WHAT YOU HAVE TO DO |
Show, from the records below, all lines that contain the word "previous".

*** Block opens ***

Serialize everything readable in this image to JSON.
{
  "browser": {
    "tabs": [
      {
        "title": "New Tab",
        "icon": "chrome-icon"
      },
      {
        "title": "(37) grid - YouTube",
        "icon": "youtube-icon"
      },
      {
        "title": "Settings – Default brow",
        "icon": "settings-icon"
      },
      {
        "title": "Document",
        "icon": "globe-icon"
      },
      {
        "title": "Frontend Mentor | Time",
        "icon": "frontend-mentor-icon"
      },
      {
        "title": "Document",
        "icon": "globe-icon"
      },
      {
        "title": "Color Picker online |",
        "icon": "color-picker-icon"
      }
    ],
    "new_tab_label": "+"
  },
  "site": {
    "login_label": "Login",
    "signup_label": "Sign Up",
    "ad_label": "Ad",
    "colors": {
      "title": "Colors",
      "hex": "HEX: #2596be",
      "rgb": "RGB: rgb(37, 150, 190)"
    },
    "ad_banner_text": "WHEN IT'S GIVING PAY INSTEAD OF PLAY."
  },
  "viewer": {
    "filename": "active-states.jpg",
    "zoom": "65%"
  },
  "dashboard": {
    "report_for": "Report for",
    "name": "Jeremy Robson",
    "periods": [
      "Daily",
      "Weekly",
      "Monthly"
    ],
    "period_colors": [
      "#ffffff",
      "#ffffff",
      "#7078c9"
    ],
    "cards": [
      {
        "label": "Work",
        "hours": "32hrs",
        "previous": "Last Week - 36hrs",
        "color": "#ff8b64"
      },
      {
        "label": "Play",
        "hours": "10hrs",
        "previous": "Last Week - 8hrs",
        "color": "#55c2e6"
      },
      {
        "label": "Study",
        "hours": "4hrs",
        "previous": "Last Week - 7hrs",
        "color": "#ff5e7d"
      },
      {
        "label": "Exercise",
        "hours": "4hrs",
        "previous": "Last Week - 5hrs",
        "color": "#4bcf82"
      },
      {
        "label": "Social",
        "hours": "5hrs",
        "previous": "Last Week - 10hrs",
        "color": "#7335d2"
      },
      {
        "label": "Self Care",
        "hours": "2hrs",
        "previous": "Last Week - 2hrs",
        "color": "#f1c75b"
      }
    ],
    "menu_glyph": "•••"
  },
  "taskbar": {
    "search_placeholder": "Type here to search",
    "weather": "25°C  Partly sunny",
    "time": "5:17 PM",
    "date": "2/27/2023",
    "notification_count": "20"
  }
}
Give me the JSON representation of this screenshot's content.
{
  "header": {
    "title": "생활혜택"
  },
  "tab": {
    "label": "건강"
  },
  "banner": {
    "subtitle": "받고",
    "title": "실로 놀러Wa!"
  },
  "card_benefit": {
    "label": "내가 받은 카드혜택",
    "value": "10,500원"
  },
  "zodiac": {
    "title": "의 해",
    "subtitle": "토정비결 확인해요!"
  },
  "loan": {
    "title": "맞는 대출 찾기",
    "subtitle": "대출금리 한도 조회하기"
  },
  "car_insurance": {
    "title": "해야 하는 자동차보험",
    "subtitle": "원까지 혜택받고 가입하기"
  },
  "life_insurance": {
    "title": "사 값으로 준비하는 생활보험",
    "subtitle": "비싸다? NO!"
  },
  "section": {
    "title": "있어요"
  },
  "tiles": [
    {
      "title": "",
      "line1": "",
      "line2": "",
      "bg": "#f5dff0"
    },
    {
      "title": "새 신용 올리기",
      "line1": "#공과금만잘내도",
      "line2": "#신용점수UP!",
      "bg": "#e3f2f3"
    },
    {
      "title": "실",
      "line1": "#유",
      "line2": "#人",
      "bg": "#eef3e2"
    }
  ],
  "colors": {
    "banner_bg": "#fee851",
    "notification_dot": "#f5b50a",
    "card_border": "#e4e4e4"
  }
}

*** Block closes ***

SOLVED EXERCISE |
        "previous": "Last Week - 36hrs",
        "previous": "Last Week - 8hrs",
        "previous": "Last Week - 7hrs",
        "previous": "Last Week - 5hrs",
        "previous": "Last Week - 10hrs",
        "previous": "Last Week - 2hrs",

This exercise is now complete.